Meteor Shower Will Light Up Sky With Hundreds Of Shooting Stars An Hour This Weekend
2020 was a good year for stargazers, unfortunately that can’t be said for many others things.
Luckily, as we gleefully throw 2020 in the bin where it belongs, 2021 seems set to carry on the impressive displays that have been gracing our night skies.
Early January will be starting strong with the peak of the Quadrantid meteor shower, dubbed the ‘best annual meteor shower’ by NASA no less, between January 2 and 3.
The Quadrantids are, of course, a yearly occurrence, usually taking place between December 28 and January 12, though this year they’re peaking early in the new year.
The impressive display was first observed in 1825, but it wasn’t until 2003 that scientists at the Lowell Observatory Near-Earth Object Search discovered the meteor shower originates from a small asteroid known as asteroid 1003 EH1.
‘An alternative name for the Quadrantids is the Bootids since the meteors appear to radiate from the modern constellation of Bootes,’ NASA told CBS News. ‘Even though the constellation may no longer be recognized, it was considered a constellation long enough to give the meteor shower its name.’
The Quadrantids will mark the end of the stargazing season for a while, as a few months of little celestial activity will follow. However, on Saturday night, January 2, and into Sunday morning, there will be a period of around six hours in which anything between 60 to 200 meteors per hour, travelling at more than 25 miles per second, will be visible.
The meteor shower is best seen from the Northern Hemisphere, will be especially good in places with little or no cloud cover, and is expected to peak just before dawn (UTC) on Sunday morning.

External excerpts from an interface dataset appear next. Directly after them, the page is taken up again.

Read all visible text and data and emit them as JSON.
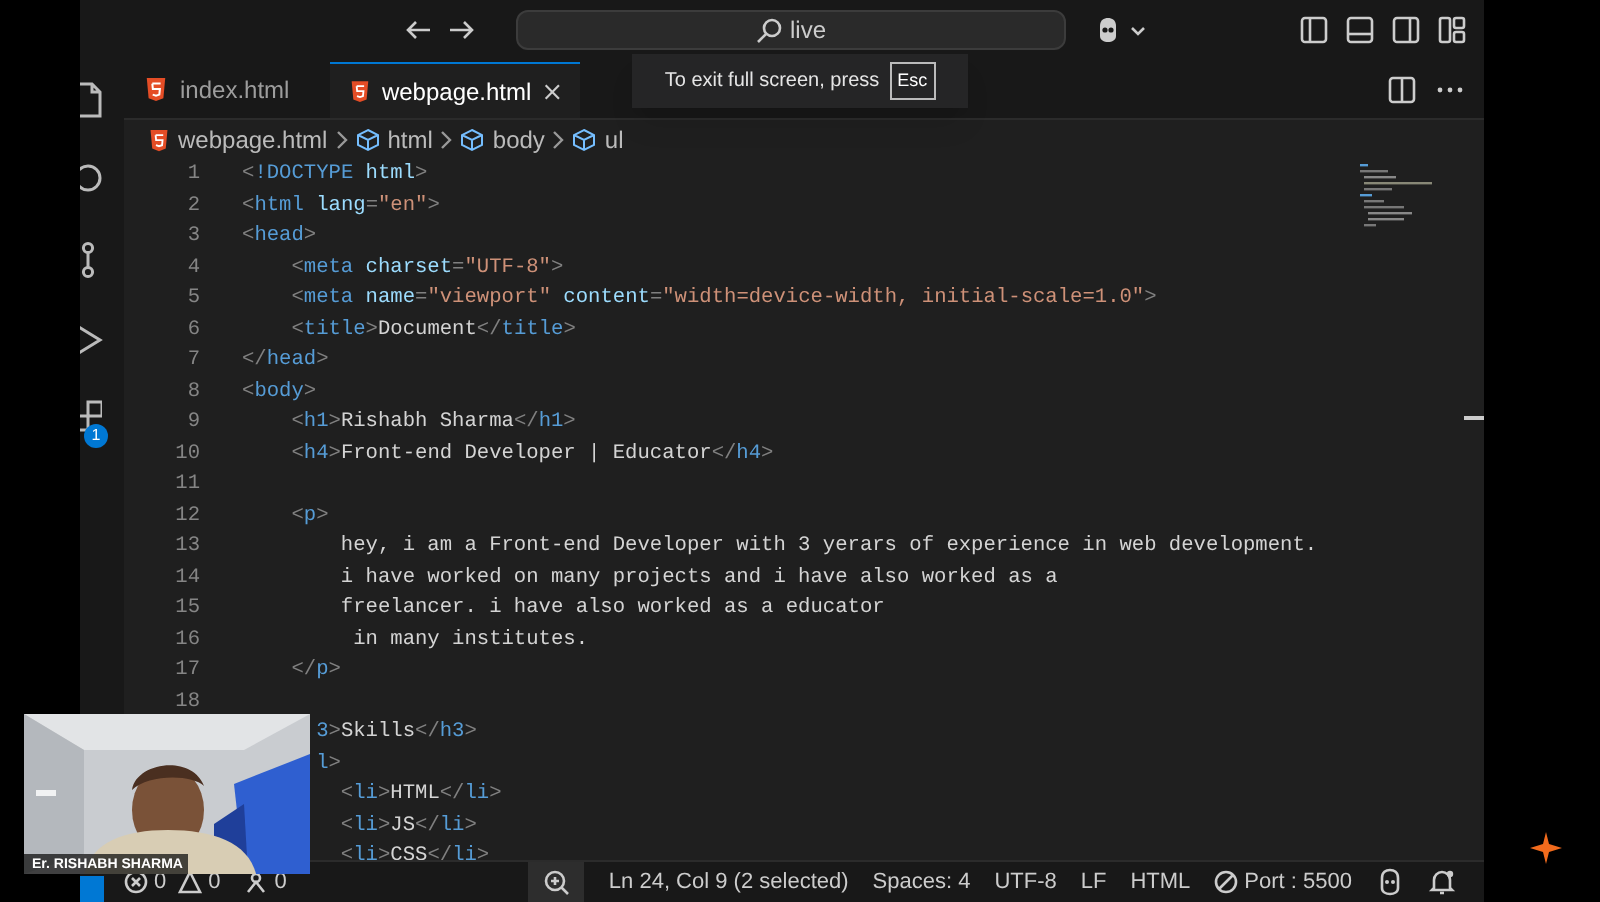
{
  "title_bar": {
    "search": "live"
  },
  "tabs": [
    {
      "label": "index.html",
      "selected": false
    },
    {
      "label": "webpage.html",
      "selected": true
    }
  ],
  "toast": {
    "text": "To exit full screen, press",
    "key": "Esc"
  },
  "breadcrumb": [
    "webpage.html",
    "html",
    "body",
    "ul"
  ],
  "activity_bar": {
    "badge": "1"
  },
  "code_lines": [
    {
      "number": "1",
      "kind": "top",
      "tokens": [
        {
          "kind": "punct",
          "text": "<"
        },
        {
          "kind": "tag",
          "text": "!DOCTYPE"
        },
        {
          "kind": "attr",
          "text": " html"
        },
        {
          "kind": "punct",
          "text": ">"
        }
      ]
    },
    {
      "number": "2",
      "kind": "top",
      "tokens": [
        {
          "kind": "punct",
          "text": "<"
        },
        {
          "kind": "tag",
          "text": "html"
        },
        {
          "kind": "attr",
          "text": " lang"
        },
        {
          "kind": "punct",
          "text": "="
        },
        {
          "kind": "string",
          "text": "\"en\""
        },
        {
          "kind": "punct",
          "text": ">"
        }
      ]
    },
    {
      "number": "3",
      "kind": "top",
      "tokens": [
        {
          "kind": "punct",
          "text": "<"
        },
        {
          "kind": "tag",
          "text": "head"
        },
        {
          "kind": "punct",
          "text": ">"
        }
      ]
    },
    {
      "number": "4",
      "kind": "nested",
      "tokens": [
        {
          "kind": "punct",
          "text": "<"
        },
        {
          "kind": "tag",
          "text": "meta"
        },
        {
          "kind": "attr",
          "text": " charset"
        },
        {
          "kind": "punct",
          "text": "="
        },
        {
          "kind": "string",
          "text": "\"UTF-8\""
        },
        {
          "kind": "punct",
          "text": ">"
        }
      ]
    },
    {
      "number": "5",
      "kind": "nested",
      "tokens": [
        {
          "kind": "punct",
          "text": "<"
        },
        {
          "kind": "tag",
          "text": "meta"
        },
        {
          "kind": "attr",
          "text": " name"
        },
        {
          "kind": "punct",
          "text": "="
        },
        {
          "kind": "string",
          "text": "\"viewport\""
        },
        {
          "kind": "attr",
          "text": " content"
        },
        {
          "kind": "punct",
          "text": "="
        },
        {
          "kind": "string",
          "text": "\"width=device-width, initial-scale=1.0\""
        },
        {
          "kind": "punct",
          "text": ">"
        }
      ]
    },
    {
      "number": "6",
      "kind": "nested",
      "tokens": [
        {
          "kind": "punct",
          "text": "<"
        },
        {
          "kind": "tag",
          "text": "title"
        },
        {
          "kind": "punct",
          "text": ">"
        },
        {
          "kind": "text",
          "text": "Document"
        },
        {
          "kind": "punct",
          "text": "</"
        },
        {
          "kind": "tag",
          "text": "title"
        },
        {
          "kind": "punct",
          "text": ">"
        }
      ]
    },
    {
      "number": "7",
      "kind": "top",
      "tokens": [
        {
          "kind": "punct",
          "text": "</"
        },
        {
          "kind": "tag",
          "text": "head"
        },
        {
          "kind": "punct",
          "text": ">"
        }
      ]
    },
    {
      "number": "8",
      "kind": "top",
      "tokens": [
        {
          "kind": "punct",
          "text": "<"
        },
        {
          "kind": "tag",
          "text": "body"
        },
        {
          "kind": "punct",
          "text": ">"
        }
      ]
    },
    {
      "number": "9",
      "kind": "nested",
      "tokens": [
        {
          "kind": "punct",
          "text": "<"
        },
        {
          "kind": "tag",
          "text": "h1"
        },
        {
          "kind": "punct",
          "text": ">"
        },
        {
          "kind": "text",
          "text": "Rishabh Sharma"
        },
        {
          "kind": "punct",
          "text": "</"
        },
        {
          "kind": "tag",
          "text": "h1"
        },
        {
          "kind": "punct",
          "text": ">"
        }
      ]
    },
    {
      "number": "10",
      "kind": "nested",
      "tokens": [
        {
          "kind": "punct",
          "text": "<"
        },
        {
          "kind": "tag",
          "text": "h4"
        },
        {
          "kind": "punct",
          "text": ">"
        },
        {
          "kind": "text",
          "text": "Front-end Developer | Educator"
        },
        {
          "kind": "punct",
          "text": "</"
        },
        {
          "kind": "tag",
          "text": "h4"
        },
        {
          "kind": "punct",
          "text": ">"
        }
      ]
    },
    {
      "number": "11",
      "kind": "top"
    },
    {
      "number": "12",
      "kind": "nested",
      "tokens": [
        {
          "kind": "punct",
          "text": "<"
        },
        {
          "kind": "tag",
          "text": "p"
        },
        {
          "kind": "punct",
          "text": ">"
        }
      ]
    },
    {
      "number": "13",
      "kind": "inner",
      "tokens": [
        {
          "kind": "text",
          "text": "hey, i am a Front-end Developer with 3 yerars of experience in web development."
        }
      ]
    },
    {
      "number": "14",
      "kind": "inner",
      "tokens": [
        {
          "kind": "text",
          "text": "i have worked on many projects and i have also worked as a"
        }
      ]
    },
    {
      "number": "15",
      "kind": "inner",
      "tokens": [
        {
          "kind": "text",
          "text": "freelancer. i have also worked as a educator"
        }
      ]
    },
    {
      "number": "16",
      "kind": "inner",
      "tokens": [
        {
          "kind": "text",
          "text": " in many institutes."
        }
      ]
    },
    {
      "number": "17",
      "kind": "nested",
      "tokens": [
        {
          "kind": "punct",
          "text": "</"
        },
        {
          "kind": "tag",
          "text": "p"
        },
        {
          "kind": "punct",
          "text": ">"
        }
      ]
    },
    {
      "number": "18",
      "kind": "top"
    },
    {
      "kind": "covered",
      "tokens": [
        {
          "kind": "tag",
          "text": "3"
        },
        {
          "kind": "punct",
          "text": ">"
        },
        {
          "kind": "text",
          "text": "Skills"
        },
        {
          "kind": "punct",
          "text": "</"
        },
        {
          "kind": "tag",
          "text": "h3"
        },
        {
          "kind": "punct",
          "text": ">"
        }
      ]
    },
    {
      "kind": "covered",
      "tokens": [
        {
          "kind": "tag",
          "text": "l"
        },
        {
          "kind": "punct",
          "text": ">"
        }
      ]
    },
    {
      "kind": "inner",
      "tokens": [
        {
          "kind": "punct",
          "text": "<"
        },
        {
          "kind": "tag",
          "text": "li"
        },
        {
          "kind": "punct",
          "text": ">"
        },
        {
          "kind": "text",
          "text": "HTML"
        },
        {
          "kind": "punct",
          "text": "</"
        },
        {
          "kind": "tag",
          "text": "li"
        },
        {
          "kind": "punct",
          "text": ">"
        }
      ]
    },
    {
      "kind": "inner",
      "tokens": [
        {
          "kind": "punct",
          "text": "<"
        },
        {
          "kind": "tag",
          "text": "li"
        },
        {
          "kind": "punct",
          "text": ">"
        },
        {
          "kind": "text",
          "text": "JS"
        },
        {
          "kind": "punct",
          "text": "</"
        },
        {
          "kind": "tag",
          "text": "li"
        },
        {
          "kind": "punct",
          "text": ">"
        }
      ]
    },
    {
      "kind": "inner",
      "tokens": [
        {
          "kind": "punct",
          "text": "<"
        },
        {
          "kind": "tag",
          "text": "li"
        },
        {
          "kind": "punct",
          "text": ">"
        },
        {
          "kind": "text",
          "text": "CSS"
        },
        {
          "kind": "punct",
          "text": "</"
        },
        {
          "kind": "tag",
          "text": "li"
        },
        {
          "kind": "punct",
          "text": ">"
        }
      ]
    }
  ],
  "webcam": {
    "kind": "picture",
    "caption": "Er. RISHABH SHARMA"
  },
  "status_bar": {
    "errors": "0",
    "warnings": "0",
    "ports": "0",
    "position": "Ln 24, Col 9 (2 selected)",
    "spaces": "Spaces: 4",
    "encoding": "UTF-8",
    "eol": "LF",
    "language": "HTML",
    "port": "Port : 5500"
  }
}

If you have a story you want to tell, send it to UNILAD via [email protected]
Most Read StoriesMost Read